We’ve all heard the stereotypes when it comes to ballet dancers: beautiful and flexible, with hair in high buns and tutus around their waists. However, so much goes on behind their elegant performances, seemingly-effortless turns en pointe, flowing costumes and full makeup. Many don’t take into consideration the fact that those performances demand hours of sweaty, breathless rehearsals; that dancing en point requires one to put all their weight on a single toe; that makeup and those costumes may be unbearably uncomfortable. Although it may seem easy, ballet is not all pink and fru-fru when you get down to the core of it.
Blisters? Check. Bruises? Check. Pulled muscles and broken bones? Check. Ballet may seem like a princess’s activity on the outset, but it requires the stamina of a football player. Dancers are constantly suffering from shin splints, broken and strained muscles or bones, foot injuries, and even mental illnesses from the stress and competition that ballet can bring on. The majority of ballerinas do not get paid much either, yet they tread on because dance is what they love to do. This unfortunate in part because they are on the job even when the day is over; they must continue eating healthy foods, resting their joints, and exercising even during off times.
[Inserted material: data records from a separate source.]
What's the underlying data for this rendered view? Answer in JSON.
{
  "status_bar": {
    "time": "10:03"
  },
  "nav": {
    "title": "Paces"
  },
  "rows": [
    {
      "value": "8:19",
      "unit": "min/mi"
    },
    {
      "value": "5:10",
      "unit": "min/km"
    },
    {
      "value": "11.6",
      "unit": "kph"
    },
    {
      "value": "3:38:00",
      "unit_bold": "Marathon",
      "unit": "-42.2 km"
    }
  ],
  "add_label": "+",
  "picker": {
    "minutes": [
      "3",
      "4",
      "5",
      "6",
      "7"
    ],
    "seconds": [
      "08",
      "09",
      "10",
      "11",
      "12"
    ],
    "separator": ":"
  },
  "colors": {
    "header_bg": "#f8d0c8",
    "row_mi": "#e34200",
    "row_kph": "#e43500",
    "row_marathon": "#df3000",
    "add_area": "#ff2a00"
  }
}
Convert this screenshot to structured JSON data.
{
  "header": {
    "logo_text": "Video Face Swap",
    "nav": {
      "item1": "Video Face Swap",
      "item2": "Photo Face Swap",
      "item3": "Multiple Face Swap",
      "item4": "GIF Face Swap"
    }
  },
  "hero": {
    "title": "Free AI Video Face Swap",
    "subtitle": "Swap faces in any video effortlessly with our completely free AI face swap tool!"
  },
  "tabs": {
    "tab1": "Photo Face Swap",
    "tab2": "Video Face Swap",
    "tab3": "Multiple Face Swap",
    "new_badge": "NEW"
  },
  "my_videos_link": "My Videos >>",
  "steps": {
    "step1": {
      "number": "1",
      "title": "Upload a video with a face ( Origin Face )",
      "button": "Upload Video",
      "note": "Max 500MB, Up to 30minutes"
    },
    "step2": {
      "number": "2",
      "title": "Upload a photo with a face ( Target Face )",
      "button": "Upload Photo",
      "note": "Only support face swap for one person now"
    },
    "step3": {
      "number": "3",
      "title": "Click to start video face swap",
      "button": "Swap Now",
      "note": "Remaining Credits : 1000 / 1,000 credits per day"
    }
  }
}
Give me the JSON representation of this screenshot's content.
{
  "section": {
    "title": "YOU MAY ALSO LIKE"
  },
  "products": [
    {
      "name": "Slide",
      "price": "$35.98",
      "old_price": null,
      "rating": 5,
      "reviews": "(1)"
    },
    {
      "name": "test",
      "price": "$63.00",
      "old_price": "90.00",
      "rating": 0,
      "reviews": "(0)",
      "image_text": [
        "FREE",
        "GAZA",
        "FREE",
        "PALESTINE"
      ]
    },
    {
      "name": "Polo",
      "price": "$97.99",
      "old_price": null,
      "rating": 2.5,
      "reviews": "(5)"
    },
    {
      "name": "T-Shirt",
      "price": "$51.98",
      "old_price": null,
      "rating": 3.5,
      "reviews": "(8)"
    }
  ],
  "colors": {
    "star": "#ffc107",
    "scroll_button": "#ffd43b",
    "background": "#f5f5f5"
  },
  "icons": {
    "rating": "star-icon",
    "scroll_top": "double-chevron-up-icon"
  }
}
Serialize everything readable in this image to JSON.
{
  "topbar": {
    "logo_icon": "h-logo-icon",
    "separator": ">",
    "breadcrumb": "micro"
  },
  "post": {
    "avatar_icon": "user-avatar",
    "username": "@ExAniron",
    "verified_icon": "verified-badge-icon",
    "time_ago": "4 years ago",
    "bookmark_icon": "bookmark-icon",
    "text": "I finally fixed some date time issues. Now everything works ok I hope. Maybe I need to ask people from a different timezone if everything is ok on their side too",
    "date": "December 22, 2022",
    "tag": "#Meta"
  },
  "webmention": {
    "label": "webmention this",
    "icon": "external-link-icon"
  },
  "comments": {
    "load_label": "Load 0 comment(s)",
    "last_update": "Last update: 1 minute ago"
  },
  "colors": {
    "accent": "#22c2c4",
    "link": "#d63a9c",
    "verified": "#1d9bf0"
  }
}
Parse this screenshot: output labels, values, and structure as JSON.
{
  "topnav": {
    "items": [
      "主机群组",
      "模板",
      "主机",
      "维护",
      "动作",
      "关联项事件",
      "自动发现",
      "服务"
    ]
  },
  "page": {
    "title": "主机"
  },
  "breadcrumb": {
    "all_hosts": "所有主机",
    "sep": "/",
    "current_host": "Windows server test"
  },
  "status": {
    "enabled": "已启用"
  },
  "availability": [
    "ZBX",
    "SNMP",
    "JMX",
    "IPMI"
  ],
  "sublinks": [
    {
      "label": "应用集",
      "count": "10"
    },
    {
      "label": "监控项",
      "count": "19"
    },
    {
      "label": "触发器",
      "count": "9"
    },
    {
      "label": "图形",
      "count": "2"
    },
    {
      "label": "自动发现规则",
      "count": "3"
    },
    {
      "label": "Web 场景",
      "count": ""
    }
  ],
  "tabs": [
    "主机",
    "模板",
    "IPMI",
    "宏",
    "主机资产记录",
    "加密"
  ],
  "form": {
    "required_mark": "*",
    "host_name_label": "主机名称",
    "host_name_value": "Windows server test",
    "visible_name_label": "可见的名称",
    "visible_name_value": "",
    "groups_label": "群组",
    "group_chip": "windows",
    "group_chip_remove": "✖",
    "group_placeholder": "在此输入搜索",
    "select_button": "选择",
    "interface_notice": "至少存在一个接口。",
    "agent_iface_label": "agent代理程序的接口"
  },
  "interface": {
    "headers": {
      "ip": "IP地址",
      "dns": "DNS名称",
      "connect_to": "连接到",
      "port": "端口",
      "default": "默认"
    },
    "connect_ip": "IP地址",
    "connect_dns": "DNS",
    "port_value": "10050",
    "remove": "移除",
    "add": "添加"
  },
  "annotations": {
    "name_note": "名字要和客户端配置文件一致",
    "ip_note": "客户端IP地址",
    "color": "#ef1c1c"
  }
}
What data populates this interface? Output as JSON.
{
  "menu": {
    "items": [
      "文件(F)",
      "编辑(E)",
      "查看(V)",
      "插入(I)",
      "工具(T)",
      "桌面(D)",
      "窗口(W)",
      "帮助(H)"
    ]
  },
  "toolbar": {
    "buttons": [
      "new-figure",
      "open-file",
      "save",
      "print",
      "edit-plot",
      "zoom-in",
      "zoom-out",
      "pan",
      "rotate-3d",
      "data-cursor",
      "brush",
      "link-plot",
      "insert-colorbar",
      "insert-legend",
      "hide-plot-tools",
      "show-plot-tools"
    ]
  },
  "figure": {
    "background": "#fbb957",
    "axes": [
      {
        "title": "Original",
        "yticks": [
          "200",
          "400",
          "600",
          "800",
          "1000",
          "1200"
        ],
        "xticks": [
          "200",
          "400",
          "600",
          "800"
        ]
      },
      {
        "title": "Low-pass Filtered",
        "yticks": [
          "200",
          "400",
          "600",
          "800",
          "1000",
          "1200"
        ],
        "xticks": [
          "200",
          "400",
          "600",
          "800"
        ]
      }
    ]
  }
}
It takes years of training to become a ballet dancer, with many bumps and bruises along the way. Yet many people consider it to be an effortless occupation, with only small amounts of true athletic ability needed. However, dance can leave one as breathless as taking dozens of laps and cause muscles to ache more than those of a soccer player, but at the same time a pleasant expression is a necessity in order to give the illusion of it being simple. Overall, ballerinas experience many more difficulties than others give them credit for, and do it all with a small paycheck and a huge smile.